The data shown below were compiled from readership statistics for 314 Mendeley readers of this research output. Click here to see the associated Mendeley record.

Geographical breakdown

Country Count As %
Brazil 3 <1%
France 2 <1%
Australia 2 <1%
Canada 2 <1%
United States 2 <1%
Italy 1 <1%
Japan 1 <1%
United Kingdom 1 <1%
Unknown 300 96%

Demographic breakdown

Readers by professional status Count As %
Other 61 19%
Student > Master 58 18%
Student > Bachelor 43 14%
Researcher 28 9%
Student > Postgraduate 23 7%
Other 61 19%
Unknown 40 13%
Readers by discipline Count As %
Medicine and Dentistry 130 41%
Nursing and Health Professions 76 24%
Sports and Recreations 24 8%
Neuroscience 11 4%
Psychology 8 3%
Other 14 4%
Unknown 51 16%

Attention Score in Context

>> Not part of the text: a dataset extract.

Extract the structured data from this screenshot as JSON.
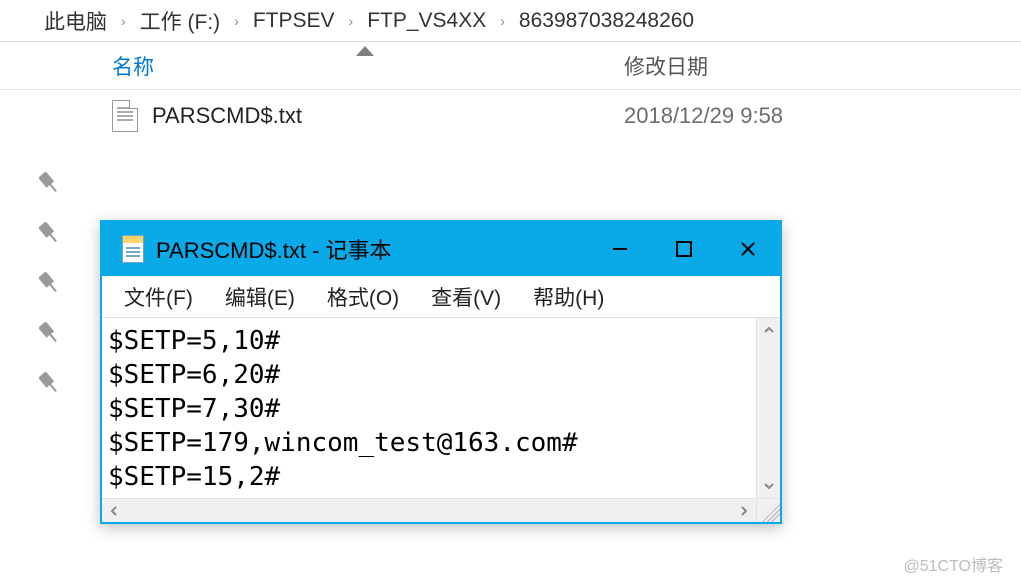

This research output has an Altmetric Attention Score of 272. This is our high-level measure of the quality and quantity of online attention that it has received. This Attention Score, as well as the ranking and number of research outputs shown below, was calculated when the research output was last mentioned on 18 September 2021.
All research outputs
#79,473
of 19,180,943 outputs
Outputs from Chiropractic & Osteopathy
#1
of 81 outputs
Outputs of similar age
#289
of 134,859 outputs
Outputs of similar age from Chiropractic & Osteopathy
#1
of 1 outputs
Altmetric has tracked 19,180,943 research outputs across all sources so far. Compared to these this one has done particularly well and is in the 99th percentile: it's in the top 5% of all research outputs ever tracked by Altmetric.
So far Altmetric has tracked 81 research outputs from this source. They typically receive a lot more attention than average, with a mean Attention Score of 18.8. This one has done particularly well, scoring higher than 99% of its peers.
Older research outputs will score higher simply because they've had more time to accumulate mentions. To account for age we can compare this Altmetric Attention Score to the 134,859 tracked outputs that were published within six weeks on either side of this one in any source. This one has done particularly well, scoring higher than 99% of its contemporaries.
We're also able to compare this research output to 1 others from the same source and published within six weeks on either side of this one. This one has scored higher than all of them